Other Types of Emulsions

Multi Phase Emulsions

In the pursuit of being able to deliver drugs more specifically through multiple changing environments, multi level emulsions have been developed. These include oil-in-water-in-oil (O/W/O) and water-in-oil-in-water (W/O/W) emulsions


Are stable, spontaneous emulsions that are optically transparent, and typically non-viscous. Their transparency comes from them being much smaller than the wavelength of visible light

Property Micro-emulsion Emulsion
Transparency Transparent Translucent or opaque
Size \(10-100\:nm\) \(0.1-10\:\mu m\)
Formation Spontaneous Manual emulsification
Stability Stable Metastable
Viscosity 20-40% without viscosity increase Viscosity always increases


There are two primary theories to describe the surfactant stabilisation of emulsions:


For Stabilisation based on Surface Tension Theory, we need to use surfactants, these can be classified in to:

Anionic Surfactants

Monovalent anionic surfactant s such as \(\ce{K+}\) and \(\ce{Na+}\) salts of lauric/oleic acid are soluble in water and thus act as good O/W surfactants

Polyvalent anionic surfactants (salts of \(\ce{Ca^{2+}}\) and \(\ce{Mg^{2+}}\)) are typically water insoluble and are better W/O emulsifiers

Unfortunately though, they require a high pH (\(<10\)) to ensure that they remain deprotonated and they have a bitter taste, so are typically not used for the stabilisation fo food products. They’re also an irritant to the intestinal mucosa

Name Structure
Lauric acid Screen Shot 2020-05-09 at 5.32.24 pm
Oleic Acid Screen Shot 2020-05-09 at 5.32.08 pm

Cationic Surfactants

Are typically used to produce O/W emulsions for external products (lotions and creams). They need to stay in a low pH to ensure their positive charge, though this works well as they’re usually used for skin care products, which are typically also acidic (\(4-6\)).

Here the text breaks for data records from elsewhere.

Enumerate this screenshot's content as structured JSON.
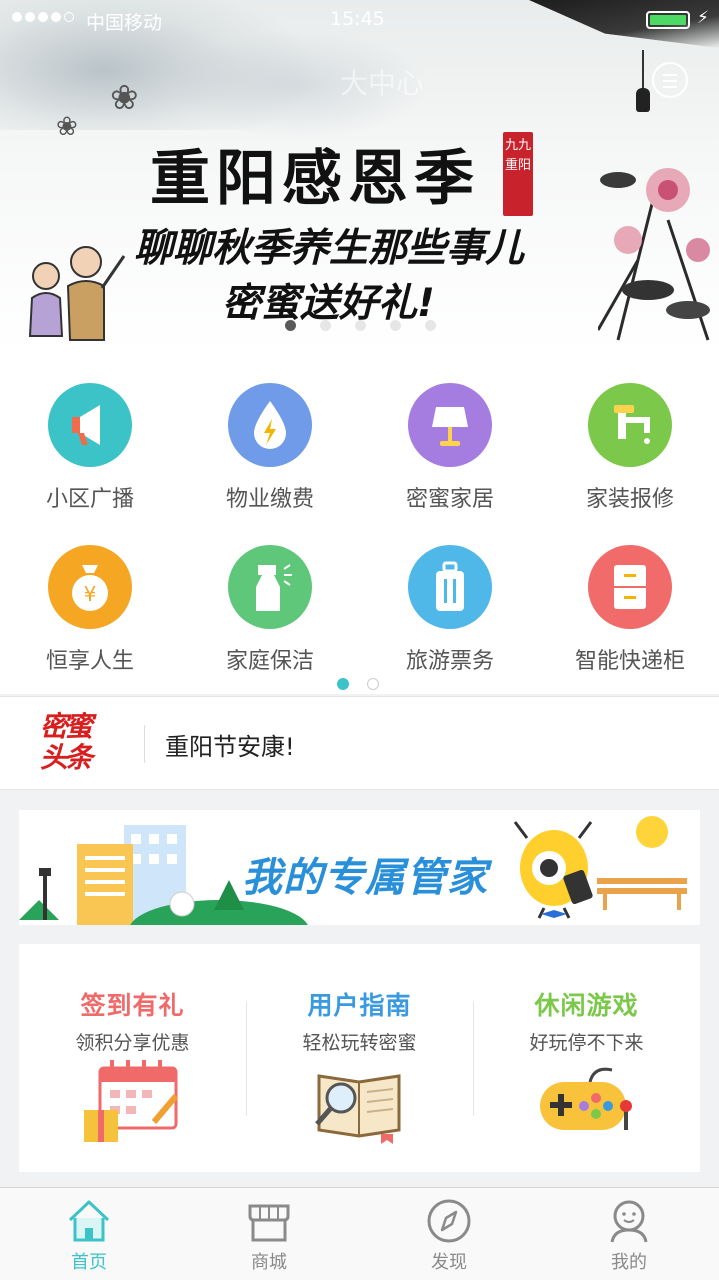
{
  "status_bar": {
    "carrier": "中国移动",
    "time": "15:45",
    "battery_level": 1.0
  },
  "header": {
    "community_name": "大中心",
    "menu_icon": "menu-circle-icon"
  },
  "banner": {
    "title": "重阳感恩季",
    "seal_text": "九九重阳",
    "line1": "聊聊秋季养生那些事儿",
    "line2": "密蜜送好礼!",
    "page_count": 5,
    "active_page": 0
  },
  "services": {
    "items": [
      {
        "label": "小区广播",
        "icon": "megaphone-icon",
        "color": "#3cc3c8"
      },
      {
        "label": "物业缴费",
        "icon": "water-drop-icon",
        "color": "#6f9be8"
      },
      {
        "label": "密蜜家居",
        "icon": "lamp-icon",
        "color": "#a57de0"
      },
      {
        "label": "家装报修",
        "icon": "faucet-icon",
        "color": "#7cc84a"
      },
      {
        "label": "恒享人生",
        "icon": "money-bag-icon",
        "color": "#f5a623"
      },
      {
        "label": "家庭保洁",
        "icon": "spray-bottle-icon",
        "color": "#5ec77a"
      },
      {
        "label": "旅游票务",
        "icon": "luggage-icon",
        "color": "#4fb8e8"
      },
      {
        "label": "智能快递柜",
        "icon": "locker-icon",
        "color": "#f26b6b"
      }
    ],
    "page_count": 2,
    "active_page": 0
  },
  "headline": {
    "logo_line1": "密蜜",
    "logo_line2": "头条",
    "text": "重阳节安康!"
  },
  "steward_banner": {
    "text": "我的专属管家"
  },
  "features": [
    {
      "title": "签到有礼",
      "subtitle": "领积分享优惠",
      "color": "#f06a6a",
      "icon": "calendar-gift-icon"
    },
    {
      "title": "用户指南",
      "subtitle": "轻松玩转密蜜",
      "color": "#3a9ae0",
      "icon": "book-magnifier-icon"
    },
    {
      "title": "休闲游戏",
      "subtitle": "好玩停不下来",
      "color": "#7cc84a",
      "icon": "gamepad-icon"
    }
  ],
  "tabbar": {
    "items": [
      {
        "label": "首页",
        "icon": "home-icon",
        "active": true
      },
      {
        "label": "商城",
        "icon": "store-icon",
        "active": false
      },
      {
        "label": "发现",
        "icon": "compass-icon",
        "active": false
      },
      {
        "label": "我的",
        "icon": "profile-icon",
        "active": false
      }
    ],
    "active_color": "#3cc3c8",
    "inactive_color": "#8a8a8a"
  }
}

While they are also bactericidal, they tend to be comparatively weak emulsifying agents, so they are typically mixed with auxiliary emulsifiers, such as cetostearyl alcohol

These often include quaternary ammonium surfactants, such as:

Name Structure
Cetrimide Screen Shot 2020-05-09 at 5.27.28 pm
Benzalkonium chloride Screen Shot 2020-05-09 at 5.28.22 pm
Benzethonium chloride Screen Shot 2020-05-09 at 5.29.02 pm

Nonionic Surfactants

Are polar without being explicitly charged. As a result, they are useful across a wide pH range, as they are less likely to be protonated/deprotonated. They are suitable for both O/W and W/O emulsifiers and are also suitable for internal use, as such they are known as “low irritancy” surfactants.

Some nonionic surfactants include:

Name Structure
Polyoxy ethylene fatty alcohol ethers
Sorbitan fatty acid esters (Sorbitan monolaurate)
Polyoxyethylene sorbitan fatty acid esters (Polysorbate)
Polyoxyethylene polyoxypopylene block copolymers (Poloxamers)
Lanolin alcohols
Ethoxylated lanolin alcohols (Ethoxylated lanolin acetate) Screen Shot 2020-05-09 at 6.03.08 pm